On Jan. 20, Donald Trump issued a memo to all federal departments and agencies to freeze new or pending regulations until his administration has time to review them.
That includes rules for running the federally managed Pacific halibut fishery.
Also potentially stalled is the use of pots to catch sablefish, or black cod, in the Gulf of Alaska. That gear was OK'd starting this year by federal advisers to prevent sperm whales from snatching the fish from hooks.
"The National Marine Fisheries Service is working to determine the impacts of the executive order on our Alaska region rule-making actions," said Rachel Baker, with NOAA's fisheries management in Juneau.
Here are the 2017 halibut catch limits for Alaska, provided by the Halibut Coalition:
Southeast Alaska: 5.25 million pounds, a 6.1 percent increase;
Central Gulf of Alaska: 10 million pounds, a 4.2 percent increase and a reversal from last year when limit was cut 5 percent;
Western Gulf: 3.14 million pounds, a 15.9 percent increase;
Aleutians: Flat at 1.39 million pounds;
Bering Sea: 1.70 million pounds, a 2.4 percent increase.
A rising tide lifts all boats and a global shortage of farmed salmon is increasing fish prices across the board.
"We're looking at several years of either lower or constrained supply growth for farmed salmon. That is important because farmed salmon production has typically grown around 5 percent a year over the last 20 years," said Andy Wink, senior seafood analyst with the McDowell Group.

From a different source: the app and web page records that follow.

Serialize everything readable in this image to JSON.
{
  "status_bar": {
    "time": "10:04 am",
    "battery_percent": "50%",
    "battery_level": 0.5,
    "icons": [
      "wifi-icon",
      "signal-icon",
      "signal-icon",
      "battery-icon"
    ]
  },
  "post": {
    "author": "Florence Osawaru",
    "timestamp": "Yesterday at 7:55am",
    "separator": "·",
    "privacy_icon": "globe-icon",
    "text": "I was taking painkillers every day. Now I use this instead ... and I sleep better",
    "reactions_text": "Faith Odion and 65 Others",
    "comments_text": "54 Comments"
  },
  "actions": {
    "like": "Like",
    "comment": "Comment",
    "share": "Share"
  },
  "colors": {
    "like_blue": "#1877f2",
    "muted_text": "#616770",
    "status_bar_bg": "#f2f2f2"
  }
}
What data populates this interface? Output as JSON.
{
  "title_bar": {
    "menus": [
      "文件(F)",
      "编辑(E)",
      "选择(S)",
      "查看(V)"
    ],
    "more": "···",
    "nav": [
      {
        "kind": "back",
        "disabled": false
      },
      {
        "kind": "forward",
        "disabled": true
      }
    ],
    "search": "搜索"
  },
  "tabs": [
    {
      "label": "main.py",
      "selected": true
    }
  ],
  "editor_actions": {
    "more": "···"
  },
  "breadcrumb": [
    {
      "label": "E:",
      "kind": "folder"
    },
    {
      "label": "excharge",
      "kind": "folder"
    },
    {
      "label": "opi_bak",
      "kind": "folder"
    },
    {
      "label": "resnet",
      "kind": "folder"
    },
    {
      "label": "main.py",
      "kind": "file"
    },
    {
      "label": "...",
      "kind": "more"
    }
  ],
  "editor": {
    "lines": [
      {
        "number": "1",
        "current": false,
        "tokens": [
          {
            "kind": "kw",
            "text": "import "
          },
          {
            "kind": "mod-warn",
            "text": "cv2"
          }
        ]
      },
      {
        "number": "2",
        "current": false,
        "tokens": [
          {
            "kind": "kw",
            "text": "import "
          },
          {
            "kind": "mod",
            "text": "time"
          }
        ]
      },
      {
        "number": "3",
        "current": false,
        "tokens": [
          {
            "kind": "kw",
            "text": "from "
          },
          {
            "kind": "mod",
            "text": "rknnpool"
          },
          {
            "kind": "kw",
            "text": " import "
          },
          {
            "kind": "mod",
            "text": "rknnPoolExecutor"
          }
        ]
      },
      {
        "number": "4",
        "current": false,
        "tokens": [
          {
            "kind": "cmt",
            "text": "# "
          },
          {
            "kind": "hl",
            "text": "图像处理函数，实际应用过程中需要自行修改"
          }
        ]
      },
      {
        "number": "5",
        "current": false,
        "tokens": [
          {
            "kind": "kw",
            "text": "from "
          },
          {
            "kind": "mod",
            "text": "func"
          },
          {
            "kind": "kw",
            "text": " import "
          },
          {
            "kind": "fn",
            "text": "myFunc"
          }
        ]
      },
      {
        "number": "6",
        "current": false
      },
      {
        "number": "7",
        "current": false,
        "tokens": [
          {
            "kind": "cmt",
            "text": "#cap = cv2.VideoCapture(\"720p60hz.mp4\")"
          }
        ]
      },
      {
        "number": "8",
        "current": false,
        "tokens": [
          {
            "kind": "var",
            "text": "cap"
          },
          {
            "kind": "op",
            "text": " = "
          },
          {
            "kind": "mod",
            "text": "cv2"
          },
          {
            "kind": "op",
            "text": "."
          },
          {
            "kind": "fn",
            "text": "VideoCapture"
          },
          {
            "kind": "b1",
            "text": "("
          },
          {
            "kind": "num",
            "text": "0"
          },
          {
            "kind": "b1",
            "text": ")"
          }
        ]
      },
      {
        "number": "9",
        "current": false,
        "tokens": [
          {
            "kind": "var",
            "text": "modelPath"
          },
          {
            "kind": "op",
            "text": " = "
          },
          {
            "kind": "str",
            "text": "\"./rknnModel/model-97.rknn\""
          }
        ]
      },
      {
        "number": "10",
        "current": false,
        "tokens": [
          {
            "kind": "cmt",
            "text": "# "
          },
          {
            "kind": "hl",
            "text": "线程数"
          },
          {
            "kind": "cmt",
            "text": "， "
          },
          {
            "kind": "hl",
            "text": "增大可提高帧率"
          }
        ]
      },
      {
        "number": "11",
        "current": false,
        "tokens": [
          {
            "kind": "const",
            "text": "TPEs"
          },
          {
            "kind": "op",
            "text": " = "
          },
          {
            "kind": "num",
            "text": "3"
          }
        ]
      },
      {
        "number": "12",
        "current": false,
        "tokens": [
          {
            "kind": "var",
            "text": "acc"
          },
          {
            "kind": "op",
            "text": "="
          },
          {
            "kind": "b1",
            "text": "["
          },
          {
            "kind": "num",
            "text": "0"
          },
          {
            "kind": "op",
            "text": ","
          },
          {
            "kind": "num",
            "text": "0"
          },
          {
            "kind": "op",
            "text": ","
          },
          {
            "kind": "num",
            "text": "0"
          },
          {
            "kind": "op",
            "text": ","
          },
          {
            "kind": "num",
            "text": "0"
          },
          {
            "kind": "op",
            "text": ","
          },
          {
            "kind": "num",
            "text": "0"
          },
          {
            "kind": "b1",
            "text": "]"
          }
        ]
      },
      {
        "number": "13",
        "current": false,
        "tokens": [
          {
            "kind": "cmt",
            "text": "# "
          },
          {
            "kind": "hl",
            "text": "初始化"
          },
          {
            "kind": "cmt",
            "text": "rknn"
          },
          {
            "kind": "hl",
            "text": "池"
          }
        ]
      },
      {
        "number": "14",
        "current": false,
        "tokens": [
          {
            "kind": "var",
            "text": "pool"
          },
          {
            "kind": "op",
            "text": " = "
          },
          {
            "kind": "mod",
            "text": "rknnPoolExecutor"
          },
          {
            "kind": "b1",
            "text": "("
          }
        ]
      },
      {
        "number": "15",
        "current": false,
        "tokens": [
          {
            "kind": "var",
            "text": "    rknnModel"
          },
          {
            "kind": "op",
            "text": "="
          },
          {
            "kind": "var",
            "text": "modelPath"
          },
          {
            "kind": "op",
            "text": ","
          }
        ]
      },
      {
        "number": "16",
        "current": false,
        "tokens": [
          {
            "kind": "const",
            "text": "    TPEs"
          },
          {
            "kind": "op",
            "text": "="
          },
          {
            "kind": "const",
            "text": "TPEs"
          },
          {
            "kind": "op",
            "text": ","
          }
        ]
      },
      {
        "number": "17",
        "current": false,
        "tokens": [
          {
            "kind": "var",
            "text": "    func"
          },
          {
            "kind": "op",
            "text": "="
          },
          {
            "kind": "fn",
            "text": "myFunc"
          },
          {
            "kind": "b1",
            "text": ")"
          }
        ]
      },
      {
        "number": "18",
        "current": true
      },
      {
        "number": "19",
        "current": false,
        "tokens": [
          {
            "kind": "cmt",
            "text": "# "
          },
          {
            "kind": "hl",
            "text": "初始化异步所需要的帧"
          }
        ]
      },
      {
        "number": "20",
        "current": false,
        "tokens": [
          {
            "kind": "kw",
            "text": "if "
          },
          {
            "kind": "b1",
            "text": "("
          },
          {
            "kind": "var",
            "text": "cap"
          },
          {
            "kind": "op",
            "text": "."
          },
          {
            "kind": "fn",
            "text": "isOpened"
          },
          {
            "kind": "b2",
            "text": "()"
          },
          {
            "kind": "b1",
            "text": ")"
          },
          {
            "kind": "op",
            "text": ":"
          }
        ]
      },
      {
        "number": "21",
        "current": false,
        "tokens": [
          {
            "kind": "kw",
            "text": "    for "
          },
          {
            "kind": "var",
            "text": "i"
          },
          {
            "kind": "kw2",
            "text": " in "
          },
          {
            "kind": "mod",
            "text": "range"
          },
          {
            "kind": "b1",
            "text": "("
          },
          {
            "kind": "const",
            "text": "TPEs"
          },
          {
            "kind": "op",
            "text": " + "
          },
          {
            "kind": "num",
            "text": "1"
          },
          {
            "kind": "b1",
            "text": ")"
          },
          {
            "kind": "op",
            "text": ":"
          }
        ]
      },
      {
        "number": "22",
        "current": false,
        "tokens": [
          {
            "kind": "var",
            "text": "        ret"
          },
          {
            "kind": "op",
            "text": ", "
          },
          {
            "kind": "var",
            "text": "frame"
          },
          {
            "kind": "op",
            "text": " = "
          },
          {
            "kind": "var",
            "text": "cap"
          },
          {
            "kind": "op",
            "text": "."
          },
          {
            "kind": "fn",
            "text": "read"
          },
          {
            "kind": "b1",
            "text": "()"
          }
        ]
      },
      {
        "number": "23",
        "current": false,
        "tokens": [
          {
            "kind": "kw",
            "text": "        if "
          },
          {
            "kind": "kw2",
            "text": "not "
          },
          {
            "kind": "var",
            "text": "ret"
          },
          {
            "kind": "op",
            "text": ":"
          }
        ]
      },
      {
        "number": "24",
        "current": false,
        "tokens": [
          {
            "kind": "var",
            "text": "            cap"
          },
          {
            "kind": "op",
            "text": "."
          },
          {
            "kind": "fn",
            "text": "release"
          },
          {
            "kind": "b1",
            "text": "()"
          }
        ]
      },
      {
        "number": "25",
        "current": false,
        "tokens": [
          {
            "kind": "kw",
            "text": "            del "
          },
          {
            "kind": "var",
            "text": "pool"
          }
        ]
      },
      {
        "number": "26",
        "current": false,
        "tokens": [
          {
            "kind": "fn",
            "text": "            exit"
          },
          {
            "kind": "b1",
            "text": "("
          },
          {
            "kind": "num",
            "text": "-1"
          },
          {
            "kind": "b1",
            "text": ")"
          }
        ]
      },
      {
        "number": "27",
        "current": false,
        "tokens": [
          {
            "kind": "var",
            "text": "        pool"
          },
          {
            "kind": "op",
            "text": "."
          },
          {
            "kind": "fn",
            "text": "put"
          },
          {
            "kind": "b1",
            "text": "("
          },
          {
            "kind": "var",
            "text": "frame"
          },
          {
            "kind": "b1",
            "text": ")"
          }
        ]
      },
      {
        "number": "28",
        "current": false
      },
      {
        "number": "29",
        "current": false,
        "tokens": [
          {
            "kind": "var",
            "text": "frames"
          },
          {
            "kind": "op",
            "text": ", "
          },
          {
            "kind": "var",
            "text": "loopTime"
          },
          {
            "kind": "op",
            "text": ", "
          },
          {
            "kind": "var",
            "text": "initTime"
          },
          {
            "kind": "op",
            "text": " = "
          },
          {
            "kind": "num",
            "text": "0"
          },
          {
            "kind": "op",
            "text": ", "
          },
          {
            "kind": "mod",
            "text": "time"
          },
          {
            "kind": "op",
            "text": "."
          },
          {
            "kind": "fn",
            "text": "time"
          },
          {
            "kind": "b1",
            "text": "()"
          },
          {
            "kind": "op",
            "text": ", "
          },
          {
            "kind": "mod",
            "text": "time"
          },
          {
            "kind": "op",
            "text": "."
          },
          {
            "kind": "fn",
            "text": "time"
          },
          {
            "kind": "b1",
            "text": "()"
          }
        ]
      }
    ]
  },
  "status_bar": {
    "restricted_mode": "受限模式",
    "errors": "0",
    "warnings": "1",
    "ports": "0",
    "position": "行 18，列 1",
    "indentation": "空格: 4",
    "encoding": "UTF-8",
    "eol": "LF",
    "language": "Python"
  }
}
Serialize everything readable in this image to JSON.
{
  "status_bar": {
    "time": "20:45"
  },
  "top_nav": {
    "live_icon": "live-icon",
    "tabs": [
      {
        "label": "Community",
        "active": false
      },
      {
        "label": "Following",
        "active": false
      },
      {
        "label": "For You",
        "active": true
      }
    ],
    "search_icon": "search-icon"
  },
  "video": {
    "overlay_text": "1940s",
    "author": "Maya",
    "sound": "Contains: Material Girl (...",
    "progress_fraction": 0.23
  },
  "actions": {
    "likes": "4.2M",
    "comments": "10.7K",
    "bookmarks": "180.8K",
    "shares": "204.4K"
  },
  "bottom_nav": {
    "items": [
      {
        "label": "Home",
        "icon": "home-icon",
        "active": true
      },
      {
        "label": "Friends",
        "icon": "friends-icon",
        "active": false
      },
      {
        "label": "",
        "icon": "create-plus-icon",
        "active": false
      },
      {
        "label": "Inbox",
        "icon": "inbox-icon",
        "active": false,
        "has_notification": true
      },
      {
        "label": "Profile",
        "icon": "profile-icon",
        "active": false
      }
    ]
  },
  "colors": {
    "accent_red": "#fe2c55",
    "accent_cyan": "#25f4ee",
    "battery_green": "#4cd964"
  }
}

The farmed salmon shortfall stems from a double whammy. Tens of millions of fish have been lost in Chile due to an ongoing virus caused by toxic algae in warming oceans. At the same time, sea lice are ravaging fish farms in Norway with increasing frequency and intensity. Norway is the world's biggest farmed salmon producer, with 33 percent of the global production, just above Chile's 31 percent. Last year, Norway's exports fell by 5 percent.
Sea lice are the farmed Atlantic salmon industry's most expensive problem, costing around $550 million in lost output each year. Fish farmers also are coming under increasing criticism for the thousands of tons of antibiotics and/or pesticides they use to control the outbreaks of disease and parasites in the cramped salmon net pens.
The farmed salmon shortfall has pushed prices to record highs. Twice last year, spot prices of Norwegian fish for export approached $21 per pound, according to the Nasdaq Salmon Index.
Limited supplies of wild salmon also continued to strengthen prices. Tradex Foods reports 4- to 6-pound sockeye salmon are holding steady in the $3.60-$3.75 per pound range.
And despite the abundance of salmon fillets, wild sockeyes continue to move steadily at $6.75 to $7 per pound at retail counters, "largely influenced by the lack of chum and pink salmon in the market," Tradex said.
"Expectations across the board for 2017 wild salmon pricing right now seem strong," it added.
United Fishermen of Alaska has released its latest popular Fishing Facts highlighting the seafood industry's economic importance to each fishing town or region in Alaska as well as West Coast states. UFA is the nation's largest commercial fishing trade organization, representing 33 diverse groups ranging from small skiff operators to big at-sea processing and crab boats. Find the fact sheets at www.ufafish.org.
Laine Welch is a Kodiak-based commercial fishing columnist. Contact her at firstname.lastname@example.org.